June 4 – Reuters (Leika Kihara, Kaori Kaneko and Tetsushi Kajimoto): “Japan’s household spending fell at the fastest pace on record in April as the coronavirus shut down travel and dining-out in the world’s third-largest economy, while fears of higher job losses chilled consumer confidence… Household spending tumbled 11.1% in April from a year earlier…”
June 4 – CNBC (Yen Nee Lee): “China has been flexing its geopolitical muscles as countries around the world grapple with the coronavirus pandemic — a reflection of Beijing’s belief that ‘China’s time has come,’ a former U.S. diplomat said… In addition to pressing ahead with a new national security law for Hong Kong, China has toughened its stance on Taiwan — which it considers a wayward province that must be reunited with the mainland. Beijing has also kept up its aggression in the disputed waters of South China Sea and recently, at its border with India. ‘China is being more assertive in pursuing goals that we know that it’s had in a number of decades,’ Robert Daly, director of the Wilson Center’s Kissinger Institute on China and the United States, told CNBC… ‘So clearly, this is an assertion of strength and it reflects a belief that China’s time has come, combined with the fact that this may be seen as a very good opportunity when America seems to have lost interest in global leadership and when there’s distraction from the coronavirus,” he added.”

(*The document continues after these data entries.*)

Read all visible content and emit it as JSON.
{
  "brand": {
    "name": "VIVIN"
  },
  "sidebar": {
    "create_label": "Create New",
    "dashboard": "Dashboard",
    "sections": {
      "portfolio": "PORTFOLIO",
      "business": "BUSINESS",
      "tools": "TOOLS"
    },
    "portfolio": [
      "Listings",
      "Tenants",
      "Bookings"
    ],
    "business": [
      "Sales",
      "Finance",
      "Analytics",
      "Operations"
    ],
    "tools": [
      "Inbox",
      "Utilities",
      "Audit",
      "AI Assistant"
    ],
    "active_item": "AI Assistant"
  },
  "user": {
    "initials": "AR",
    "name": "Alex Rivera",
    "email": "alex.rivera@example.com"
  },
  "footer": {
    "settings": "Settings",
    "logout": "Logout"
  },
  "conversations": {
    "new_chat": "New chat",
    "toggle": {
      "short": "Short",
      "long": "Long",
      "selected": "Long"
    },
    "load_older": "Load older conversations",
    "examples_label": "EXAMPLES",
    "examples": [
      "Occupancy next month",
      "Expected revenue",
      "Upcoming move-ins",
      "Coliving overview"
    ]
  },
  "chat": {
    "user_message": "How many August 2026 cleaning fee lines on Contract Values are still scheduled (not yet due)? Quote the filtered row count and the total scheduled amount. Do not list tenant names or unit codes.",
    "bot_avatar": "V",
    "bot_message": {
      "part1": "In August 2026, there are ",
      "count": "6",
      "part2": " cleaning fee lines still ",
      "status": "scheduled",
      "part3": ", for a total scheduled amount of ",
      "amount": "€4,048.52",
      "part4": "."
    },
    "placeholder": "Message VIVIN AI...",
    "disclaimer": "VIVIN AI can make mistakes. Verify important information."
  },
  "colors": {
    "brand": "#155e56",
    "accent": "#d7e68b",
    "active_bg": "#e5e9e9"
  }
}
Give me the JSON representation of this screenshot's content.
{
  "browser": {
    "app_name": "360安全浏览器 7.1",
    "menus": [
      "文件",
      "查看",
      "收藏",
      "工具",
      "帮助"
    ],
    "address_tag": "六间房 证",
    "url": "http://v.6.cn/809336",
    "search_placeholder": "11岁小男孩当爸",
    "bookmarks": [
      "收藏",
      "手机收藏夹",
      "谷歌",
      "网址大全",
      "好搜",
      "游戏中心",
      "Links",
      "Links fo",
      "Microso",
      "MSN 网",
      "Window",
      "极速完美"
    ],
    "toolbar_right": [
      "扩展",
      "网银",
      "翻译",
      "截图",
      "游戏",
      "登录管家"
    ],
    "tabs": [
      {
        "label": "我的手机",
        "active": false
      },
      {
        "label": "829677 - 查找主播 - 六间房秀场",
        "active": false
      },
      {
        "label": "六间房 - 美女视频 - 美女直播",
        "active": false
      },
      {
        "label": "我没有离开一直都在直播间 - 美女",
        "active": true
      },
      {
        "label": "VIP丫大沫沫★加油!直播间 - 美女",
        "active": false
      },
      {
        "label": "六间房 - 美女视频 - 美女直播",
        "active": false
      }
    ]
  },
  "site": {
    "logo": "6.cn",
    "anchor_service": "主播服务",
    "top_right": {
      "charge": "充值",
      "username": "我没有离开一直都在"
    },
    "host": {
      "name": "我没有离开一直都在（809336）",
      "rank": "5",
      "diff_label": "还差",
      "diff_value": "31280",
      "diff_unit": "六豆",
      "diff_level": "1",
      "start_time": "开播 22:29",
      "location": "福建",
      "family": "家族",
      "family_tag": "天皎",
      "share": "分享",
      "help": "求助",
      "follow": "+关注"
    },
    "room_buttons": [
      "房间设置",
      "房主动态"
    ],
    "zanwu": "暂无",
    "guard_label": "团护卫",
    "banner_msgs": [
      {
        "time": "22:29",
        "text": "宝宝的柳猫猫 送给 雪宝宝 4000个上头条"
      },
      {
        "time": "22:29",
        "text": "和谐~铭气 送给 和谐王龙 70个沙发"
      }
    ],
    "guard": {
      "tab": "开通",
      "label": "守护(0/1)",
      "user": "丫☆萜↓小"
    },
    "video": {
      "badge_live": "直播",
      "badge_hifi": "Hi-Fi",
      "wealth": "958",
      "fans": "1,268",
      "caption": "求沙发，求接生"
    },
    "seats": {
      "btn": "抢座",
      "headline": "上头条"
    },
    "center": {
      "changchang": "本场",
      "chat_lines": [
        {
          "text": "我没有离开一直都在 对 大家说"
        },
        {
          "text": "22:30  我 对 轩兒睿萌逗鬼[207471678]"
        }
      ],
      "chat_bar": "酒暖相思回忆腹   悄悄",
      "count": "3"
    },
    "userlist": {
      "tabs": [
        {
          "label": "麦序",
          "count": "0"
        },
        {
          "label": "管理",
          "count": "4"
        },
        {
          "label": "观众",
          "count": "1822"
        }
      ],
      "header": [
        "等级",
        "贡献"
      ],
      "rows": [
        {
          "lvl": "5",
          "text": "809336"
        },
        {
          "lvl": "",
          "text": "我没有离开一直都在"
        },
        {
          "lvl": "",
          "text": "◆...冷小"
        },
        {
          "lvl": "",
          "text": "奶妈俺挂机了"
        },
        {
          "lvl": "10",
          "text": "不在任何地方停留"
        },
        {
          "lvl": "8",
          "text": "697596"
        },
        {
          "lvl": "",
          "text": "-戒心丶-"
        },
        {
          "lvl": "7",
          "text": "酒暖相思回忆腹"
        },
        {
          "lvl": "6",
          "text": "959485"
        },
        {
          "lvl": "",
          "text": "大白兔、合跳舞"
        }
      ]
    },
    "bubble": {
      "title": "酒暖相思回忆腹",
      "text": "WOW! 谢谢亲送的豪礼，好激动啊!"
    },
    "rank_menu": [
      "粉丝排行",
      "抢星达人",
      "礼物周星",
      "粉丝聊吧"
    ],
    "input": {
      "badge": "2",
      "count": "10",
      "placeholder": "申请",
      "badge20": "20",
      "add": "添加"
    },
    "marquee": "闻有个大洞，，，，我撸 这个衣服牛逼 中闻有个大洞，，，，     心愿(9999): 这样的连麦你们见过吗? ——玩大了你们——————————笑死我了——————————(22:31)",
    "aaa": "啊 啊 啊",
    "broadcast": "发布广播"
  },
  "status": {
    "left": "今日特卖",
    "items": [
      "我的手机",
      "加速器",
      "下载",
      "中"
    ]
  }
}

June 4 – Reuters (Ben Blanchard): “A U.S. warship sailed through the sensitive Taiwan Strait on Thursday, the U.S. and Taiwanese militaries said, on the same day as the 31st anniversary of China’s bloody crackdown on pro-democracy demonstrators in and around Tiananmen Square. China, which considers Taiwan its territory, has been angered by the Trump administration’s stepped-up support for the self-ruled, democratic island, such as more arms sales and nearby U.S. patrols.”
May 31 – Financial Times (Rana Foroohar): “Unfettered globalisation is over. That is not a controversial statement at this point for obvious reasons, from the post-Covid-19 retrenchment of complex international supply chains to the decoupling of the US and China. It’s hard to imagine a reset to the 1990s neoliberal mindset, even if Joe Biden wins the US presidential elections, or if the EU experiences a moment of renewed cohesion in response to the pandemic. The world is more likely to become tripolar — or at least bipolar — with more regionalisation in trade, migration and even capital flows in the future. There are all sorts of reasons for this, some disturbing (rising nationalism) and others benign (a desire for more resilient and inclusive local economies). That begs a question that has been seen as controversial — are we entering a post-dollar world?”
June 5 – Reuters (Tim Kelly): “China is using the coronavirus as a cover to push territorial claims in the South China Sea through a surge in naval activity meant to intimidate other countries that claim the waters, the commander of U.S. Forces in Japan said… There has been a surge of activity by China in the South China Sea with navy ships, coast guard vessels and a naval militia of fishing boats in harassing vessels in waters claimed by Beijing, said Lieutenant General Kevin Schneider. ‘Through the course of the COVID crisis we saw a surge of maritime activity,” he told Reuters… He said Beijing had also increased its activity in the East China Sea, where it has a territorial dispute with Japan.”